Yet hearing from those he loves is an encouragement. Hearing from the ones he has taught is a positive for him.

In Practice:
Well, the first thing to do “in practice” is to keep the faith with what you have been taught! Not that this means we do not grow, develop, and change, but we should separate core truth from other understandings. Knowing that Jesus really lived, really died, really rose from the grave is crucial; your understanding of how to observe the Lord’s Supper is a secondary matter and can change. The first thing we should practice is keeping the faith.

The second thing we should practice is sharing with those who have taught us how we’re doing in keeping the faith. Sometimes, it’s obvious: if you are still face-to-face (or even Internet-to-Internet) with your teachers and mentors, they should be able to see it normal life. Although it’s also valuable to communicate directly about the impact someone has had in your life, you should also be obvious with it. If you are distant—send a note, an email, a card—there are ways.

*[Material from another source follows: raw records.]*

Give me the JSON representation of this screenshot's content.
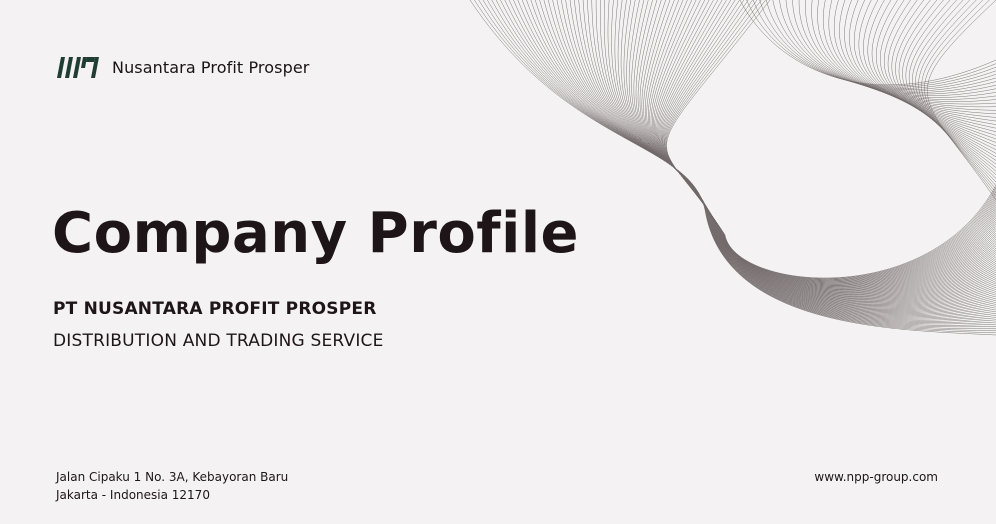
{
  "header": {
    "logo_icon": "npp-logo-icon",
    "company_name": "Nusantara Profit Prosper"
  },
  "main": {
    "title": "Company Profile",
    "subtitle_line1": "PT NUSANTARA PROFIT PROSPER",
    "subtitle_line2": "DISTRIBUTION AND TRADING SERVICE"
  },
  "footer": {
    "address_line1": "Jalan Cipaku 1 No. 3A, Kebayoran Baru",
    "address_line2": "Jakarta - Indonesia 12170",
    "website": "www.npp-group.com"
  },
  "colors": {
    "background": "#f4f2f2",
    "text": "#1e1519",
    "logo_green": "#1f3d33",
    "wave_lines": "#5a5052"
  }
}
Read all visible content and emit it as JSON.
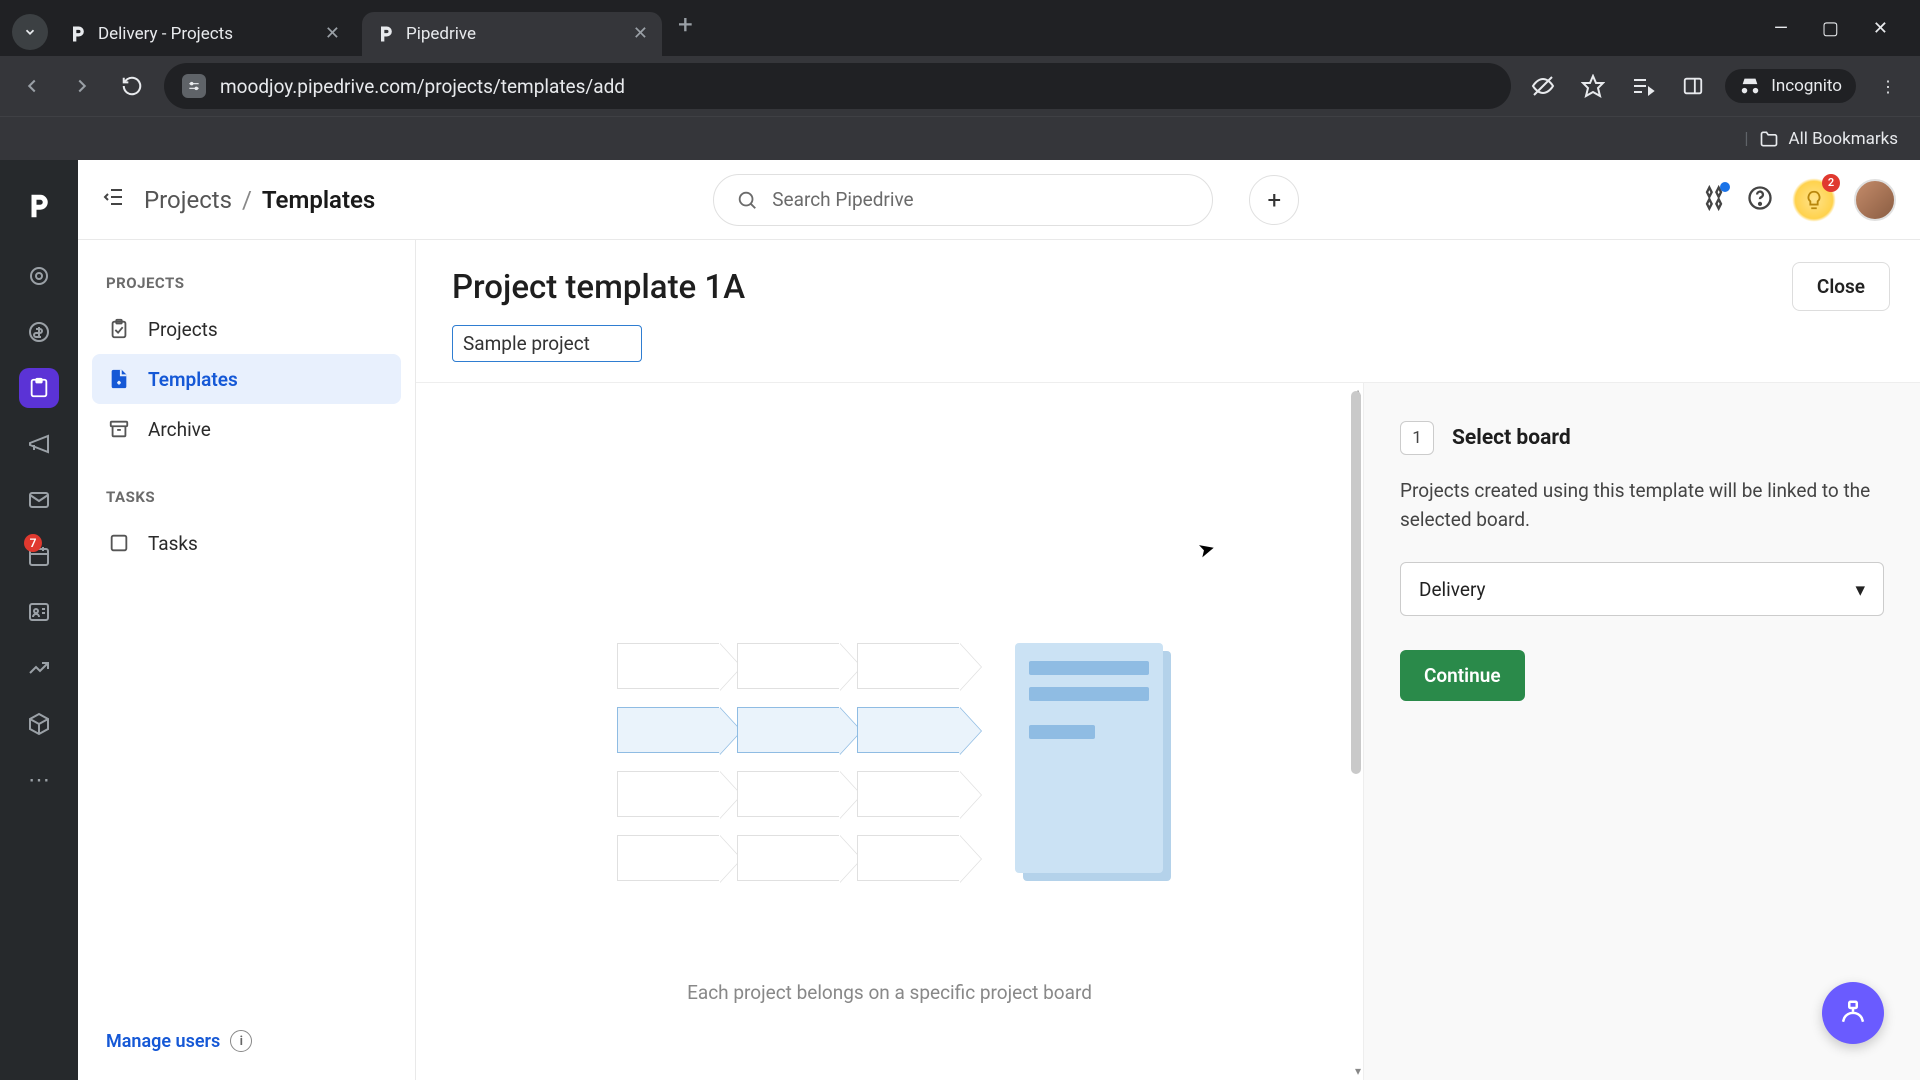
{
  "browser": {
    "tabs": [
      {
        "title": "Delivery - Projects",
        "active": false
      },
      {
        "title": "Pipedrive",
        "active": true
      }
    ],
    "url": "moodjoy.pipedrive.com/projects/templates/add",
    "incognito_label": "Incognito",
    "bookmarks_bar_label": "All Bookmarks"
  },
  "rail": {
    "notification_count": "7"
  },
  "appbar": {
    "breadcrumb_root": "Projects",
    "breadcrumb_sep": "/",
    "breadcrumb_current": "Templates",
    "search_placeholder": "Search Pipedrive",
    "lightbulb_badge": "2"
  },
  "nav": {
    "section_projects": "PROJECTS",
    "item_projects": "Projects",
    "item_templates": "Templates",
    "item_archive": "Archive",
    "section_tasks": "TASKS",
    "item_tasks": "Tasks",
    "manage_users": "Manage users"
  },
  "editor": {
    "title": "Project template 1A",
    "close": "Close",
    "tag_value": "Sample project",
    "preview_caption": "Each project belongs on a specific project board"
  },
  "wizard": {
    "step_number": "1",
    "step_title": "Select board",
    "step_desc": "Projects created using this template will be linked to the selected board.",
    "select_value": "Delivery",
    "continue": "Continue"
  }
}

The third thing we should do is keep in touch with those we have taught: how are you encouraging those who you have taught and moved away from? That’s a challenge for me, personally, as I’m wrestling with what it means for someone who has preached and taught in several churches in the last few decades: how do I make sure to reach back and encourage? Not because those churches need me, but because I should continue to carry a burden for them. (And I do. Somebody damaged the calm of one my previous pastorates, and I think I was almost as aggravated as their current pastor)

In Nerdiness: 
I have taken the assumption that Paul writes the Thessalonians from Corinth, where Timothy was able to rejoin him after checking on the church. Other options exist—and I’m not a New Testament scholar, so you’ll have to check out some of the good resources on Thessalonians for that.

I also would note John Chrysostom’s comments on v. 3 (found in The Ancient Christian Commentary on Scripture): Paul notes that his sufferings are the glory of the church, because God showed His love for the Thessalonians by allowing one of His servants, Paul, to suffer on their behalf. What would become of us if we thought that way? How much does God love us that someone suffered for our faith? How much does God love others that we should suffer for them?

Services Recapped for June 28 2020

Well, another week, another batch of services put together, done well by our worship team, and then…you get me preaching. Since I am not a m...